The GSMA has told G20 summit leaders that the global mobile industry will invest $550 billion (£371.35 billion) in network rollouts, in return for reduced regulation.
GSMA representatives presented G20 leaders a letter signed by bosses of 25 top mobile companies, including Nokia, Ericsson, Telefonica, Vodafone, Telecom Italia, Bharti, Deutsche Telekom, MTN and Orascom.
The letter claimed the investment could create 25 million jobs and help pull the world out of recession. But the industry bosses in return have asked governments to commit to “allocate the radio spectrum needed over time to build these new networks, and delivery of a stable, predictable and minimally intrusive regulatory environment”.
Ovum senior analyst Emeka Obiodu said: “The industry has done reasonably well despite the economic challenges.
“The call for more affordable spectrum is inexorably linked with the request for a stable regulatory regime. At a time when the industry is debating how the economic downturn will affect the timescales for the rollout of LTE, the $550 billion investment pledge is commendable.

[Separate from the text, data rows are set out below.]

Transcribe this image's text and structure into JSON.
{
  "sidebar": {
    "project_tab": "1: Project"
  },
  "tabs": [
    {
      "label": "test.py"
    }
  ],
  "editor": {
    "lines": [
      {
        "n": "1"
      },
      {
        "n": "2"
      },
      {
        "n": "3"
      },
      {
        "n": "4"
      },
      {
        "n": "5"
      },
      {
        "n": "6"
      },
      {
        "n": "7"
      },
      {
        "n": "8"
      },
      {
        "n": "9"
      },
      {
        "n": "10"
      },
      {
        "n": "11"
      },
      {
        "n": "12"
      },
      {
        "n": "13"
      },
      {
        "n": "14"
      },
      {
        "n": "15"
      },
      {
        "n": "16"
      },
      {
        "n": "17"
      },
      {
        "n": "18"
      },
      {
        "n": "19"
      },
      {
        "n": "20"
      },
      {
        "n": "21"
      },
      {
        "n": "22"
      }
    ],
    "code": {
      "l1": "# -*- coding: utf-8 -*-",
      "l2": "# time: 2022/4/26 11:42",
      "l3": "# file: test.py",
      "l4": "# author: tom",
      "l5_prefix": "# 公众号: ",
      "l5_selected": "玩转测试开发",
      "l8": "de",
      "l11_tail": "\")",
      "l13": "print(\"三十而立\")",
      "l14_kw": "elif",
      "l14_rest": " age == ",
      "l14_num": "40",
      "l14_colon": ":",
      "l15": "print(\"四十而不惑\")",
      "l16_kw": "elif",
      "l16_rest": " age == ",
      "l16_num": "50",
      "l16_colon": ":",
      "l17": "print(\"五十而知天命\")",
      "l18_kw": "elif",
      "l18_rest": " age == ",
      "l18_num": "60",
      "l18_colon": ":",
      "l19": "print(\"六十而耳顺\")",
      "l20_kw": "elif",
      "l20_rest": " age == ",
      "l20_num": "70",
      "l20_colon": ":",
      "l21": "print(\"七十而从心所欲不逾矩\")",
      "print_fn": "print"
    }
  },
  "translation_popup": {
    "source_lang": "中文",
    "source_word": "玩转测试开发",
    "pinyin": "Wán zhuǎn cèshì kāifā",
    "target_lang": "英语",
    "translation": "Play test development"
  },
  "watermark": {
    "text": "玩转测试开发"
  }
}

“The industry was badly hurt by the excesses of the 3G licensing regime and should governments adopt a similar approach it is fair to assume that new network rollouts will not occur on a grand scale. “Similarly, the industry has experienced a wide range of regulatory onslaughts. Whether it is roaming, termination rates or mobile number portability, the industry has always eventually accepted its fate for the ‘greater good of society’. So now is the time for the GSMA to speak up for itself to avert a complete trampling of the industry.”
However Obiodu added that governments may be wary of another industry calling for lighter regulation, in light of the G20 reenforcing greater regulation on the financial sector.
“As such, the mobile industry cannot expect governments (which have come up with their own $1.1 trillion stimulus package) to capitulate to its offer. Several mobile operators have already slashed their capex spending in the face of the recession, impacting new mobile network deployments,” said Obiodu.
“The industry must localise its call. After all, the G20 only represents twenty of the markets in which it operates. Also, for those markets, especially in Europe, where governments have a national broadband agenda, the mobile industry will achieve more by reinforcing its position locally. For the CEOs to achieve their aim, both global and local pressure will be required.”